There hasn’t been this much excitement in Washington, Franklin, Warren and St. Charles counties since 1936 when the first bridge over the Missouri River opened to traffic — that is, bridgewise!

The new Highway 47 bridge at Washington opened to traffic Monday. It wasn’t open at the ribbon-cutting ceremony Saturday because the lane striping still had to be done.

We call it the People’s Bridge because it is for all of us to use. The state owns it but with the pride in it locally, it really is the People’s Bridge.

The pride in the new bridge was evident in the crowd Saturday at the opening program. The crowd made an impression on the state officials who were here for the program and talked about the number of people present.

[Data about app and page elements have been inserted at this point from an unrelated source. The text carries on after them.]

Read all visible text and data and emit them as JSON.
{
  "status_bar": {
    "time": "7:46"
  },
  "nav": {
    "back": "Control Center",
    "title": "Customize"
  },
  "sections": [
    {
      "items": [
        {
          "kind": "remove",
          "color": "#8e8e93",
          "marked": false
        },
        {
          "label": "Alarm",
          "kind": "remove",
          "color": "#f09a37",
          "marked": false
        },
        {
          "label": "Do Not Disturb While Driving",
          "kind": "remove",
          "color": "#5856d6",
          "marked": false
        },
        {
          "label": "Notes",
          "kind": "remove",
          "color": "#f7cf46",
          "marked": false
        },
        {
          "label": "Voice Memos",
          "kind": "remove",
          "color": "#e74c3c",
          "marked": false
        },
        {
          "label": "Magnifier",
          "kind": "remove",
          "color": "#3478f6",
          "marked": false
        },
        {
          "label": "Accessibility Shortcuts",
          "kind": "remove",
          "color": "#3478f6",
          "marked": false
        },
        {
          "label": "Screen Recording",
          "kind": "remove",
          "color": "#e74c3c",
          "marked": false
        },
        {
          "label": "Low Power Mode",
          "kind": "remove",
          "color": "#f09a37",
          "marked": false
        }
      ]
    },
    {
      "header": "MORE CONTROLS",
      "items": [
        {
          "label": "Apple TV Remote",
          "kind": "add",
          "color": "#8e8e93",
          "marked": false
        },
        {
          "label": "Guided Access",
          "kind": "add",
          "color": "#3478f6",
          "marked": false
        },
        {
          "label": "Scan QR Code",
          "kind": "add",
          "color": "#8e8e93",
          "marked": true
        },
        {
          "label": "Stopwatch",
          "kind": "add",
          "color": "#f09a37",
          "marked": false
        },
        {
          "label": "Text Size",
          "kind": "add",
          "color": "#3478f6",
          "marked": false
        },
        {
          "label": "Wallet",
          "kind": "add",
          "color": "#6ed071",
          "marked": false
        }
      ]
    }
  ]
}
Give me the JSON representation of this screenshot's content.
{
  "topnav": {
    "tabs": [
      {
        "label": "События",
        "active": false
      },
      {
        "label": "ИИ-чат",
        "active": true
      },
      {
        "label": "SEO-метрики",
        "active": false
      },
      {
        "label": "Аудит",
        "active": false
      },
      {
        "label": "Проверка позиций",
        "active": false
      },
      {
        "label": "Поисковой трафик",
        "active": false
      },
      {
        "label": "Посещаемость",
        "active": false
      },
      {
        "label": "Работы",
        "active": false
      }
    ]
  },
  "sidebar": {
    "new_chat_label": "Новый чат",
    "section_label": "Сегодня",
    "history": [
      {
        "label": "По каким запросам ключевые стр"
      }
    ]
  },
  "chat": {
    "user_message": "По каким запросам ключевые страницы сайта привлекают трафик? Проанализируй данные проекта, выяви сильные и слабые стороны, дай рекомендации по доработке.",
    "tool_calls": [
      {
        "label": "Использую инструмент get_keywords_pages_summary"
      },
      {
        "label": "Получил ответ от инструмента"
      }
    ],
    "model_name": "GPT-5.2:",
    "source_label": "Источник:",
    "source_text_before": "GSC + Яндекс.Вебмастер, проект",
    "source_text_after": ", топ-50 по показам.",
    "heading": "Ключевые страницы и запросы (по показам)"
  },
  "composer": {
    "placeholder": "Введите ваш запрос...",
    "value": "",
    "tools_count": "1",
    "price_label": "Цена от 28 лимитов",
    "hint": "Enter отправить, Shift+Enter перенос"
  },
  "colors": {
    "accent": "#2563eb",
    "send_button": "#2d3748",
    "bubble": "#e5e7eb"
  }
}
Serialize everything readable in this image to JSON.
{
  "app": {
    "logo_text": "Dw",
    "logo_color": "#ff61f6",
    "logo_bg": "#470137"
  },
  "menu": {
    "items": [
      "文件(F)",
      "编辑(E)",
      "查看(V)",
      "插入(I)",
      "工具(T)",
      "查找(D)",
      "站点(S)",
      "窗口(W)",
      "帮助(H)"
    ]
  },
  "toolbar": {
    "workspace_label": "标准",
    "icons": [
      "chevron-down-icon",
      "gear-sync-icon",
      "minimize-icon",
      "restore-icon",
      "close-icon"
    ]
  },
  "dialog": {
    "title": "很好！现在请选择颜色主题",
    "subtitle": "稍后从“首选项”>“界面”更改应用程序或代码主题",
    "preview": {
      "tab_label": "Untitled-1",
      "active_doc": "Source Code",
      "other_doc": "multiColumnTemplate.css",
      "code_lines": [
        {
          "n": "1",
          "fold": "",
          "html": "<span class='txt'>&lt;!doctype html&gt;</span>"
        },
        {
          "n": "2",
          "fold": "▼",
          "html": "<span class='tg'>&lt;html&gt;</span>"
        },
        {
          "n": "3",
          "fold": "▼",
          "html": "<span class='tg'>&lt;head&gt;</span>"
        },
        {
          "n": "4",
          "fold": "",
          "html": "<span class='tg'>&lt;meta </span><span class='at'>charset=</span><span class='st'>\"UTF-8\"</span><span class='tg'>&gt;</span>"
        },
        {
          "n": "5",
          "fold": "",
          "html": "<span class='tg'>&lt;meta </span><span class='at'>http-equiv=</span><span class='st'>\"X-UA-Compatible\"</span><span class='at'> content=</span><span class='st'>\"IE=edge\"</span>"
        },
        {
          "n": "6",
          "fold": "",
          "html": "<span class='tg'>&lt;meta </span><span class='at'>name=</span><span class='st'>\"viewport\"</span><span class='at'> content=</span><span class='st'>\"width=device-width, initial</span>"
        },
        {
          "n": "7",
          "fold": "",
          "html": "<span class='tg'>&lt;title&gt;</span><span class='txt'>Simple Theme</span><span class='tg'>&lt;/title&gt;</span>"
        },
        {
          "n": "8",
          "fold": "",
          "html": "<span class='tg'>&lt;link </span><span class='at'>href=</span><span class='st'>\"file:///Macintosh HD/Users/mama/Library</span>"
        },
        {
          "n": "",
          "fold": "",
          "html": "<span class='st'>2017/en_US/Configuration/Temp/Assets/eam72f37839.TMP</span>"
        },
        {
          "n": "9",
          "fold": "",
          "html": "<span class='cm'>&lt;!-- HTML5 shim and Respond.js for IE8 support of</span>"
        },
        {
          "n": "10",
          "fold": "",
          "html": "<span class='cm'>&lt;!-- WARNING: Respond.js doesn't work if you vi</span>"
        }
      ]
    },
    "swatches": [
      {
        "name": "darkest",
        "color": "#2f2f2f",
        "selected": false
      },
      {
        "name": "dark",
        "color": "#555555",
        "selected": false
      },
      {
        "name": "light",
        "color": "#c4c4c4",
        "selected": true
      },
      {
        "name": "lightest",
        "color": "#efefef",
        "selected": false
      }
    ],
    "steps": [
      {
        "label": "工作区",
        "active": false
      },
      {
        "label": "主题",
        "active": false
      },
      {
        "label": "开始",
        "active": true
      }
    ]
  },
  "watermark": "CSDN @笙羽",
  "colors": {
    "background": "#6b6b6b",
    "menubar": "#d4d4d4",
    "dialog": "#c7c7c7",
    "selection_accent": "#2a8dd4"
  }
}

Working together, cooperation to the fullest by all, the project stands as a milestone to the future of this area as the speakers at the ribbon-cutting program alluded to, and the unity of accomplishment was as solid as the concrete deck on the new structure. Gratitude to the providers — from the federal government down to state and local officials, and to the the workers whose skills built it — overflowed, enough to give rise to the river level.

There was an abundance of satisfaction filling the air and a vision of what it will mean to the future of this area. The day will come when there is an improved Highway 47 from Warrenton to St. Clair, an important link from Interstate 70 to Interstate 44.

The Missourian adds its congratulations to the many people who were involved in the project. Their wisdom, hard work, cooperation and enthusiasm for the project was something to behold.

The project was driven by the need for safety. The old 82-year-old bridge had structural problems and was built for 1930s traffic. Its narrow width was a challenge for motorists. With about 13,000 vehicles a day using the bridge, it is past the time for a replacement.

The city, along with MoDOT, did a good job of putting the program together. The police and sheriff’s deputies from both counties, fire department personnel, the ambulance districts and other volunteers helped to stage the event Saturday.

Special thanks must go to the Missouri Department of Transportation, its director, the agency’s engineers, and especially to area engineer Judy Wagner, who nursed the project to completion. The contractor, Alberici of St. Louis, and the subcontractors and their workers, displayed their professionalism and knowledge of bridge building in erecting a bridge that should last for the next 75 to 100 years. It’s good-looking also!

The people of this area are feasting on the pride the new bridge has delivered.